Next morning - Jury duty. I get up and push the "Power on" button on my computer, intending to copy some MP3 files onto my Pocket PC to pass the time in the jury room. No boot. No reboot. UNABLE TO BOOT FROM DRIVE. PLEASE INSERT BOOT DISK AND PRESS ENTER. I’m thinking that things aren’t so great in the computer world. How’m I going to explain this to dear old Dad?
Sigh. Off to the courthouse, where I at least have a couple album’s worth of songs, but then one earphone pulls apart when I abruptly remove it to hear some inane announcement. Monophonic just doesn’t cut it. But I digress. Later, back at the data center –
I was able to recover all but the last week of my computing (the important parts had, thankfully, been sent to clients upon completion, whew!). Restored Dad’s system from a year-old backup (thankfully he doesn’t tweak his system around the way that we "savvy" folk do), and his data from Tuesday’s. All's well that ends, well, well.
I’m now back to daily backups – it is the gift that keeps on giving.

Thursday, January 06, 2005

A Quick Program Note

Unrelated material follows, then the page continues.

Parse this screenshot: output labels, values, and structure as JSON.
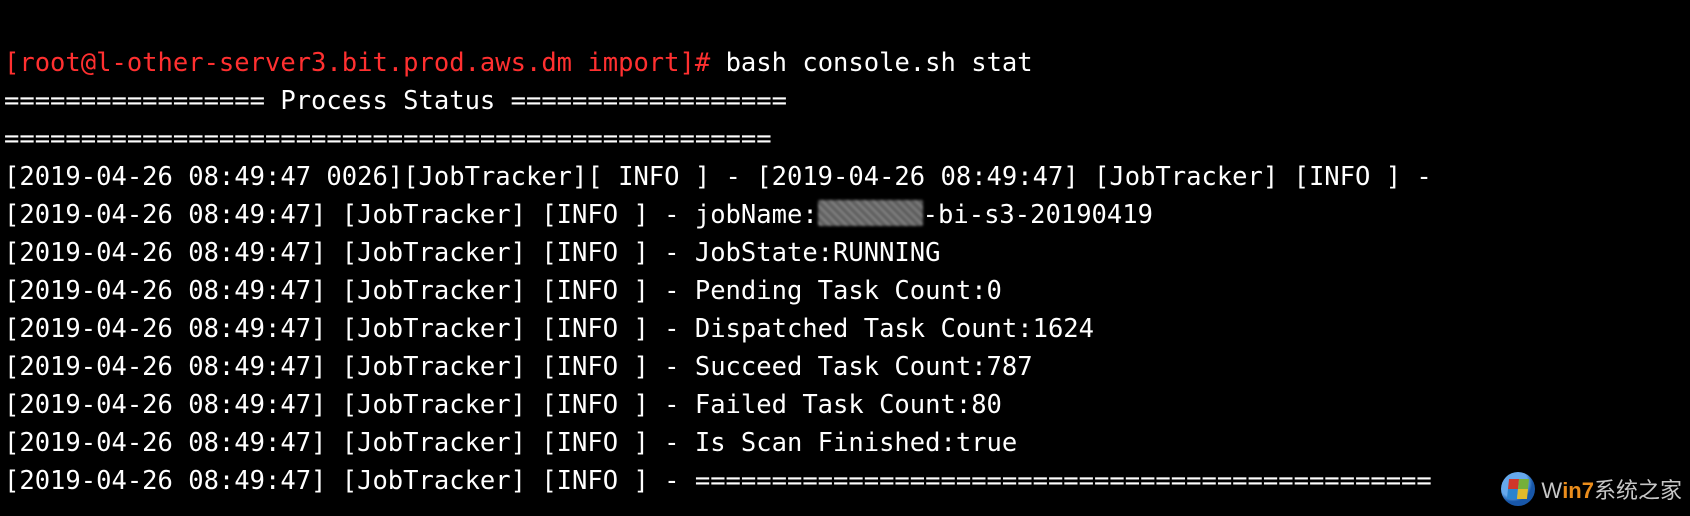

Thank you for checking in. I'm told that I'm averaging about 5 visitors a day, I'm pretty pleased with that, even at this low production rate of mine. I have to say that it's been hard for me to work up a good gripe lately, I just keep thinking of all of the people just looking for safe drinking water on our planet right now - it just shuts me right up. We were talking last night about some of the depravity and exploitation that these events seem to expose, compounding the natural disaster to create wider human tragedy. The spectrum of our abilities to both uplift and degrade each other, often in the same moment, is simply overwhelming me.
I've added an RSS feed for those of you that know what that is; I'm still looking for a decent, free reader to find out for myself. Let me know if you've found one.
And, as always, any answers to the above questions would be sincerely appreciated.